If you take your child to an event always make it clear that should they wish to leave at any point then they are entitled to do so.
Now this isn't easy to do particularly if you've laid out good money to pay for a play or event which you think your child will enjoy or which you feel is educational and I have to confess I haven't always succeeded. It's particularly important with Autistic children who may be effected by sensory issues such as noise , sensativity to lights or too many people.Some of which we may not notice but it applies just as much to neuro-typical kids.
Unfortunately many parents will somehow regard the request to leave early as a failure on their part to provide a sufficiently stimulating activity and in their need to control and be in charge of the situation they inwardly fume whilst their children squirm and moan beside them. The result is that neither child or parent ends up enjoying the event and both end up disappointed and grumpy. In fact it is just as likely that their child has taken in as much as it can process. This can often happen when you visit a museum and feel the need to 'see everything' because you have travelled a long way and paid a large entrance fee to get in.
Far better to spend a while in a specific area of the museum taking in the sights and sounds of one particular exhibit and to go away wanting 'more'.
|Horrible History Exhibition|
I remember feeling very disappointed to find that when we visited the Natural History museum the children wanted to leave after ten minutes because it was too busy and they couldn't see the exhibits. Similarly, having borrowed special 'back packs' to explore the British museum we found it hot and uncomfortable on a hot summers day to stay there longer than half an hour.

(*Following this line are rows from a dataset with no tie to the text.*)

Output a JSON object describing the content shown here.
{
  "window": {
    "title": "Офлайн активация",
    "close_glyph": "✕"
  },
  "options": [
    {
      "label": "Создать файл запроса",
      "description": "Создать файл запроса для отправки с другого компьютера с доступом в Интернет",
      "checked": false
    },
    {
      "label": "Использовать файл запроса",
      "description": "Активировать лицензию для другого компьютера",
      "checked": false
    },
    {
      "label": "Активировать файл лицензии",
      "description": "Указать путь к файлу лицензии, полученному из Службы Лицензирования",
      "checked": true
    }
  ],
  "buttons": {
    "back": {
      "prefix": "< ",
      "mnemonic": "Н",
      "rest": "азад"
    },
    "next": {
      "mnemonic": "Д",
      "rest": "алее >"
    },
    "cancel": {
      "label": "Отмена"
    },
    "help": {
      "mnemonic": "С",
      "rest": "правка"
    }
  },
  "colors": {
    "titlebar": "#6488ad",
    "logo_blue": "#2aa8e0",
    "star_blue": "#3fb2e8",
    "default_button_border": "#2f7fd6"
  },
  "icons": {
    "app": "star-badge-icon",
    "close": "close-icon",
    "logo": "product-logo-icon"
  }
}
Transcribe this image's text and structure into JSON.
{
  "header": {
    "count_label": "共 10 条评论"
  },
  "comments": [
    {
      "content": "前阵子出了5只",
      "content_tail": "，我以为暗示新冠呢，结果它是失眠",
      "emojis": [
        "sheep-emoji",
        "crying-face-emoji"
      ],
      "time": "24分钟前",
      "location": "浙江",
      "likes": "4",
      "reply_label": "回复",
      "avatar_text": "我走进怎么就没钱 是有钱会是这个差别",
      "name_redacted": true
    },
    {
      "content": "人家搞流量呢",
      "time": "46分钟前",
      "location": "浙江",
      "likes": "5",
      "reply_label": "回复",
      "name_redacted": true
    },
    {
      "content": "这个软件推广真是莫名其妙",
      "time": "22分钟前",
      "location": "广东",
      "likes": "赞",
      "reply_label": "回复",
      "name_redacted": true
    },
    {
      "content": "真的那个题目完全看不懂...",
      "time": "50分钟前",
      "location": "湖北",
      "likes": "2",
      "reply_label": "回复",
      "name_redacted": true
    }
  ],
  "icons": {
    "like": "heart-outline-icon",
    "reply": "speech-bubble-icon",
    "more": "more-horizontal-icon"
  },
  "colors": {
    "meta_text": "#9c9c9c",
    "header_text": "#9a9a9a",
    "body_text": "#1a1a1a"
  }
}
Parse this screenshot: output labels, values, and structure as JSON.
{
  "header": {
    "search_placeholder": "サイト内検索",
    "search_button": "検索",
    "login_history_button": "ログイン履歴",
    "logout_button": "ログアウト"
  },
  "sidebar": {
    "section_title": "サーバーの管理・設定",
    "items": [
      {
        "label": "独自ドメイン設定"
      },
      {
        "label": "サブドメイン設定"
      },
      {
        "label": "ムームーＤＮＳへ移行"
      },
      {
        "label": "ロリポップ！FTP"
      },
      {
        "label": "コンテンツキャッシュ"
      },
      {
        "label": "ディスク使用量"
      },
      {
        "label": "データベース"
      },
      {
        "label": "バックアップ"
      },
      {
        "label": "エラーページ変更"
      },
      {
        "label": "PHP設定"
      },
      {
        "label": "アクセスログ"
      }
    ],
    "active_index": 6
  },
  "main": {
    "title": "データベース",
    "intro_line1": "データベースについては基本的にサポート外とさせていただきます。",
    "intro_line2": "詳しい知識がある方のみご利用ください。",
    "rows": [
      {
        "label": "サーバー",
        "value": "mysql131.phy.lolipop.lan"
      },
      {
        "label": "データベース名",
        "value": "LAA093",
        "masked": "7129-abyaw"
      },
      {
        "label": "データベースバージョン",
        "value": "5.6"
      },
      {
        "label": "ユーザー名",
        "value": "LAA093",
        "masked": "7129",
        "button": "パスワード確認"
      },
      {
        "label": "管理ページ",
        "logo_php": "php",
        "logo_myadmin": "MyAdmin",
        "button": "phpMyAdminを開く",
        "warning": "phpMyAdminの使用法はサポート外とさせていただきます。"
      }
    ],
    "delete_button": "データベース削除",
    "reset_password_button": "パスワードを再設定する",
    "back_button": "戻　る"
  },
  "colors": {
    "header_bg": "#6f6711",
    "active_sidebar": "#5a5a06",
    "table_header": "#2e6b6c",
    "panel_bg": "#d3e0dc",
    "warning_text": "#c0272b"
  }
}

I have learned that our most enjoyable learning experiences are unplanned and often simple, such as a small local museum where the guides had time to tell us stories of the local history because we were the only ones there. They leave you with a feeling of wanting to know more and going away to do more research. The educational value is immense and lasting and provides the building blocks upon which to build your solid teaching.